Functions Pointers in C Programming

Pointers to functions in C allow you to store the address of a function in a variable and call that function indirectly through the pointer. This powerful feature enables dynamic function invocation and is often used in callback mechanisms, function tables, and other advanced programming scenarios.

Declaring Function Pointers

To declare a function pointer, you need to specify the return type and the parameter types that the function pointer will point to.

return_type (*pointer_name)(parameter_type1, parameter_type2, ...);

For example, let's declare a function pointer that points to a function that takes two integers as parameters and returns an integer:

int (*add)(int, int);
#include <stdio.h> int add(int a, int b) { return a + b; } int subtract(int a, int b) { return a - b; } int main() { // Declare function pointers int (*add_ptr)(int, int); int (*subtract_ptr)(int, int); // Initialize function pointers with addresses of functions add_ptr = add; subtract_ptr = subtract; // Call functions through pointers int result1 = add_ptr(5, 3); int result2 = subtract_ptr(10, 4); printf("Result of add_ptr: %d\n", result1); printf("Result of subtract_ptr: %d\n", result2); return 0; }
//Output: Result of add_ptr: 8 Result of subtract_ptr: 6

Initializing Function Pointers

You initialize function pointers by assigning them the address of a compatible function.
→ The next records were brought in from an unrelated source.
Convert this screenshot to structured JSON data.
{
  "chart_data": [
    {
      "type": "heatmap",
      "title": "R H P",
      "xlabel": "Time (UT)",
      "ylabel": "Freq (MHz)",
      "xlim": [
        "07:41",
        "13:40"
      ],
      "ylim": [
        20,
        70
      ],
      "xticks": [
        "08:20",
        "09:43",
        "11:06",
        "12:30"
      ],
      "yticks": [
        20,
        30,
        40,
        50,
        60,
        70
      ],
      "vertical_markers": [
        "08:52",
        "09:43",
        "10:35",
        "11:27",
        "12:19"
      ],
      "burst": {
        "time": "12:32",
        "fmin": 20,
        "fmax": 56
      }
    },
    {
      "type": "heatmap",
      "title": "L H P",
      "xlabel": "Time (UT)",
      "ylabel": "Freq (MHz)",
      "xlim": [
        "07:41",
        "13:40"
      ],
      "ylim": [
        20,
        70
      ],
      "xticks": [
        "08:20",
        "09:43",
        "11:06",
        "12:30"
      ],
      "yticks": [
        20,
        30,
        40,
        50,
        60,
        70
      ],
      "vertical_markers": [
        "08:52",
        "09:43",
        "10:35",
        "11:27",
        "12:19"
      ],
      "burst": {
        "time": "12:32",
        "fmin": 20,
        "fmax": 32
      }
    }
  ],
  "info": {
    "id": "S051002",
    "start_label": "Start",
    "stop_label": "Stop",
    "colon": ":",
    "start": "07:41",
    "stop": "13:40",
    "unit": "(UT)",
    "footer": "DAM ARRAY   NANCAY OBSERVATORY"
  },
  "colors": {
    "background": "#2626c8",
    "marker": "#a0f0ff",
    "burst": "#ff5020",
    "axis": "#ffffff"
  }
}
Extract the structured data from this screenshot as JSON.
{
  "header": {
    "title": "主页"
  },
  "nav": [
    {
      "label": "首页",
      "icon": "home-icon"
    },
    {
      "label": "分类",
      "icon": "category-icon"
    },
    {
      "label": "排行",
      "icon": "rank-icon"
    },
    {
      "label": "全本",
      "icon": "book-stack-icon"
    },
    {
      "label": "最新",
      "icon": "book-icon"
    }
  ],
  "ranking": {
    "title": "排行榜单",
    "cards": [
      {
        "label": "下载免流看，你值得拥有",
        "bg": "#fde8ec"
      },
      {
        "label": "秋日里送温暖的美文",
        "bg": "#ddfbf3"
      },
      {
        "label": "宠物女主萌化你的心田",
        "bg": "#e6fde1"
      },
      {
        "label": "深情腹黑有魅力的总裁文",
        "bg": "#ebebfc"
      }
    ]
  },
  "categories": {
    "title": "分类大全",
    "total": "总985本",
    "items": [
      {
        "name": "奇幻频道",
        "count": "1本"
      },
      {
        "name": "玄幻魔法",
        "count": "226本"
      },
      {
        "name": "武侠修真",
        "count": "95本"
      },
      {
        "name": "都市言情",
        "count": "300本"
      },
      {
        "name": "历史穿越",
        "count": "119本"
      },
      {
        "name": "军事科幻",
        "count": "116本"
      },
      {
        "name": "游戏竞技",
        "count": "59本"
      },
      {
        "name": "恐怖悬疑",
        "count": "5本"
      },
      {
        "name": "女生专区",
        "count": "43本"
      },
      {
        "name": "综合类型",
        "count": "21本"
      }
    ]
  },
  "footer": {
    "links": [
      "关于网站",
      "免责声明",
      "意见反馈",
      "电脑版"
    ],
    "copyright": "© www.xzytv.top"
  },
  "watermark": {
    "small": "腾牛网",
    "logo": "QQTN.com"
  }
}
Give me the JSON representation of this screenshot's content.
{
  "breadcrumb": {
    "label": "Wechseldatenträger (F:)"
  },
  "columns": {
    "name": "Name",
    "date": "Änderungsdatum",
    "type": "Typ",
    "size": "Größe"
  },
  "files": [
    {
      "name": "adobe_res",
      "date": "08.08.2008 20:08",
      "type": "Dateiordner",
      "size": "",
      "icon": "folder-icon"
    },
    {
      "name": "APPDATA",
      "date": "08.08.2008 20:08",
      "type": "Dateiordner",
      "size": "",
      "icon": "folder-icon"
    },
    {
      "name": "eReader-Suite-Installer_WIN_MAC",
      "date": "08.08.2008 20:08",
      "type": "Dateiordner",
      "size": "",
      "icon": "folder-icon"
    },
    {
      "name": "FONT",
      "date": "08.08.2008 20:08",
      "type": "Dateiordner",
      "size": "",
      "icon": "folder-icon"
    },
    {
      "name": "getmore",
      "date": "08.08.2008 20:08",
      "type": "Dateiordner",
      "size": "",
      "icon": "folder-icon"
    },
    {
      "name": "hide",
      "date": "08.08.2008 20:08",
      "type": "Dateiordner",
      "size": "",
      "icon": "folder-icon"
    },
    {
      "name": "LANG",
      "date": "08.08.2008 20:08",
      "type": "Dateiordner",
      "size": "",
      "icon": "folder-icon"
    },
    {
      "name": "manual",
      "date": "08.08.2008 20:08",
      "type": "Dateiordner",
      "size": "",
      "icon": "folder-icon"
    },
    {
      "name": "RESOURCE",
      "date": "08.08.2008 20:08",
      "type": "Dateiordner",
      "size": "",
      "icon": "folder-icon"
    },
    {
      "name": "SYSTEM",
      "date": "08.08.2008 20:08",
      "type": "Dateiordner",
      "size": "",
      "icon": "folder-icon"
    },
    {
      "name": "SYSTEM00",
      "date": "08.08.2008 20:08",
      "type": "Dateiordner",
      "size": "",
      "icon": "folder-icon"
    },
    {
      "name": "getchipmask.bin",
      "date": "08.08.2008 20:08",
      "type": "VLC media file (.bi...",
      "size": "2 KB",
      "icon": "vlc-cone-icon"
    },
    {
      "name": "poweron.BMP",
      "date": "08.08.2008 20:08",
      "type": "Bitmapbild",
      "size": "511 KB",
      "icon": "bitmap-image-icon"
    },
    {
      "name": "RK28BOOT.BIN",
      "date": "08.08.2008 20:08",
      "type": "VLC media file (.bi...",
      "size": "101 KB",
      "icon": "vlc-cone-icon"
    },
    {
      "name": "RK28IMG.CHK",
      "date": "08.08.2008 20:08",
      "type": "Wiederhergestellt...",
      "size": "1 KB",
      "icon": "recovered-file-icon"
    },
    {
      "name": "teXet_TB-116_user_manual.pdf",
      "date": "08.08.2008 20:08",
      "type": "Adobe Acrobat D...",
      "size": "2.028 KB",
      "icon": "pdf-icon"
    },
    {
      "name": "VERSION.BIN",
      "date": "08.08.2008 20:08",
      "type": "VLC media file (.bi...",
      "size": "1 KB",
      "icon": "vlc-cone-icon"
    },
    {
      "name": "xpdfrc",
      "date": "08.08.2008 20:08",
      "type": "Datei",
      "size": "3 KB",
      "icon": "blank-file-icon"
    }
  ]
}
Function pointers must have the same return type and parameter types as the functions they point to.

Calling Functions through Pointers

To call a function through a pointer, you use the function pointer followed by parentheses with the appropriate arguments. This allows for dynamic selection and invocation of functions at runtime.

Arrays of Function Pointers

You can create arrays of function pointers, which are useful for implementing function tables and dispatching functions based on input.

#include <stdio.h> int add(int a, int b) { return a + b; } int subtract(int a, int b) { return a - b; } int multiply(int a, int b) { return a * b; } int main() { // Declare an array of function pointers int (*operation[])(int, int) = {add, subtract, multiply}; int a = 10; int b = 5; // Perform different operations using function pointers for (int i = 0; i < 3; i++) { int result = operation[i](a, b); printf("Result of operation %d: %d\n", i + 1, result); } return 0; }
//Output: Result of operation 1: 15 Result of operation 2: 5 Result of operation 3: 50

Callback Mechanism

Function pointers are often used in callback mechanisms, where a function accepts a pointer to another function as an argument, allowing the caller to customize behavior.

#include <stdio.h> void processNumbers(int (*operation)(int, int), int a, int b) { int result = operation(a, b); printf("Result: %d\n", result); } int add(int a, int b) { return a + b; } int main() { int x = 10; int y = 7; // Pass the 'add' function as a callback to 'processNumbers' processNumbers(add, x, y); return 0; }
//Output: Result: 17

Using Function Pointers for Dynamic Dispatch

Function pointers can also be used for dynamic dispatch, allowing you to choose a function to execute at runtime based on certain conditions.

#include <stdio.h> int add(int a, int b) { return a + b; } int subtract(int a, int b) { return a - b; } int main() { int (*operation)(int, int); int choice; printf("Choose an operation (1 for add, 2 for subtract): "); scanf("%d", &choice); if (choice == 1) { operation = add; } else if (choice == 2) { operation = subtract; } else { printf("Invalid choice\n"); return 1; } int result = operation(10, 5); printf("Result: %d\n", result); return 0; }

In this example, the operation function pointer is assigned the address of either the add or subtract function based on user input. This allows you to dynamically choose which operation to perform at runtime.


Pointers and functions in C allow for powerful and flexible programming capabilities. Pointers to functions enable dynamic function invocation and are useful for callback mechanisms, function tables, and customization of behavior. Passing pointers as function arguments enables efficient manipulation and modification of data, especially in scenarios involving large data structures.